Now as the groups travel in Kenya, Arunga says “People treat us as if we’re home.” Delegation alumni have gone on to participate in joint social ventures with Kenyan communities in areas like education, healthcare, water, and income generation. The alumni contribute, not to provide charity, but because they care about their ancestral homeland.

When the missions travel, African women leaders often accompany them for portions of the trip. The groups are honored and welcomed wherever they go. In Kisumu, the mayor always greets them. On one visit, she announced a surprise: Barack Obama’s grandmother, Sarah, who lived in a village two hours away, wanted to meet them. Several of the groups have now met with Sarah Obama and she has told them, “I’m so happy to meet Barack’s sisters.”
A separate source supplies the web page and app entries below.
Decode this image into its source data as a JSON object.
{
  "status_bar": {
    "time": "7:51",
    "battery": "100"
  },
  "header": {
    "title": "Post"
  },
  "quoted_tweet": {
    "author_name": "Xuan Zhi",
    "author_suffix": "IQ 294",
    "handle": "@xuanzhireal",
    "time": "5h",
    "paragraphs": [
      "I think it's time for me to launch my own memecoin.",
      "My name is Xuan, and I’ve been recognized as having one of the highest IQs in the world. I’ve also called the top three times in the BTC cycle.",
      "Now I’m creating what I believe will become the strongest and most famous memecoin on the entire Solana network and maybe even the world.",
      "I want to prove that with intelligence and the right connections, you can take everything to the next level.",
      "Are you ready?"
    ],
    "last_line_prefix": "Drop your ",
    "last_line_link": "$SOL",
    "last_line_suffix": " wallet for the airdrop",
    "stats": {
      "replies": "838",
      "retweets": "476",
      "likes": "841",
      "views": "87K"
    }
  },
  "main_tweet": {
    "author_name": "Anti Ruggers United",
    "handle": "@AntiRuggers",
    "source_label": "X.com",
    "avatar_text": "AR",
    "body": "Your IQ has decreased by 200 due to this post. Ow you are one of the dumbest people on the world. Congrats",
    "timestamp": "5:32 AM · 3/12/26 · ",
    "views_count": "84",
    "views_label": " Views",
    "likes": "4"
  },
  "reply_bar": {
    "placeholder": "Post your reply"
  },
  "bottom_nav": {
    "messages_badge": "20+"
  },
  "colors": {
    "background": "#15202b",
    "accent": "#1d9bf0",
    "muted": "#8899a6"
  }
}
For Maxine Mimms, now 89, watching older African women changed her relationship to aging. In America, Mimms said, older people are “conveniently dependent” and spend a lot of time complaining. In Kenya, elders are not accommodated when they board a bus or walk long distances. Yet they don’t complain. In fact, many live with joy. Mimms says elders are “inconveniently independent,” suggesting that this might be a better model for aging here as well.

On her trips, Mimms learned to roll with inconveniences like bouncing over large potholes while riding on buses. Yet in so doing, she experienced her own joy. She made permanent friends. Mimms says, “Kenya is what is helping me live in America.” For her, the most important gift of the missions was personal growth. Cultural Reconnection “caused me to live longer. It gave me life. It’s what has kept me alive.”

Even today, when she can no longer travel to Africa, Africa lives in her. In Kenya, she says, “I reclaimed myself.”

Sally Fox is a coach, speaker, podcaster, and owner of Engaging Presence, a firm that helps individuals and organizations develop and share their best brand stories. She is currently working on a book about finding your creative work in the third act of life. Find her blog at engagingpresence.com and listen to her podcasts at 3rdActMagazine.com.

Discussion

  1. Victoria;

    Such an honor to see this story on Cultural Reconnection which for those of us on the Vision and Planning Team has been our heart work for almost two decades. And to think this article was born out of a conversation between Sally Fox and me during our photo shoot with you in Sodo. Thank you for such consistent excellence in portraying the vibrant lives of us baby boomers!

  2. LueRachelle Brim-Atkins

    Beautifully written, Sally, and your article captures the spirit of Cultural Reconnection! Thank you for telling our story so well!

  3. I am Kenyan American. In early 2000 had the privilege of travelling with my lovely sisters.
    Every time that my sisters wowed I was given a chance to rediscover my motherland viewing via their lenses.
    A definite positive life changing journey.

Leave A Reply (Your email address will not be published)